LAN and IEEE Standards
October 31, 2016
Categorised in: Data Communicaiton & Wireless Sensor Networks
It defines a number of wiring for the physical layer, through means of Network access at the Media Access Control (MAC)/Data Link Layer, and a Common addressing format.
The combination of the twisted pair versions of Ethernet with the fiber optic versions largely replacing standards such as coaxial cable Ethernet.
In recent years, Wi-Fi, the wireless LAN standardized by IEEE 802.11, has been used instead of Ethernet for many home and small office networks and in addition to Ethernet in larger installations.
The Institute of Electrical and Electronics Engineers Standards Association (IEEE- SA) is an organization within IEEE that develops global standards in a broad range of industries, including: power and energy, biomedical and health
care, information technology and robotics, telecommunication and
home automation, transportation, nanotechnology, information assurance, and
802.11 Wireless LAN
Prolevgidaecsynetwork connectivity over wireless media wired
An Access Point (AP) is installed to act as Bridge between Wireless and Wired Network
The AP is connected to wired network and is equipped with antennae to provide wireless connectivity
Range ( Distance between Access Point and WLAN client) depends on structural interferences and RF gain of the antenna at the Access Point
To service larger areas, multiple APs may be installed with a 20-30% overlap
A client is always associated with one AP and when the client moves closer to another AP, it associates with the new AP (Hand-Off)
Multiple Access with Collision Avoidance (MACA)
Before every data transmission
- Sender sends a Request to Send (RTS) frame containing the length of the transmission
- Receiver respond with a Clear to Send (CTS) frame
- Sender sends data
- Receiver sends an ACK; now another sender can send data
When sender doesn’t get a CTS back, it assumes collision
WiMAX : Broadband Wireless Access
WiMAX (Worldwide Interoperability for Microwave Access) is a wireless communications standard designed to provide 30 to 40 megabit-per-second data rates, with the 2011 update providing up to 1 Gbit/s
Technological Standard Created for Control and Sensor Networks
Based on the IEEE 802.15.4 Standard
Created by the ZigBee Alliance
ZigBee Aims Low
Low data rate
Low power consumption
Small packet devices
What Does ZigBee Do?
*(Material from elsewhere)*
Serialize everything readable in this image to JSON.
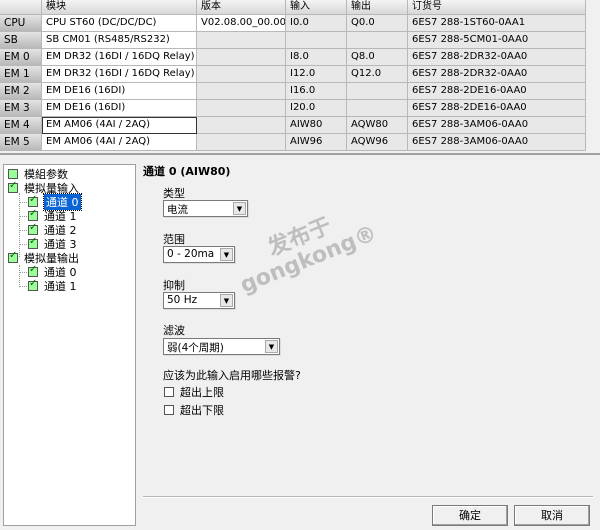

Designed for wireless controls and sensors
Operates in Personal Area Networks (PAN’s) and device-to-device networks
Connectivity between small packet devices
Control of lights, switches, thermostats, appliances, etc.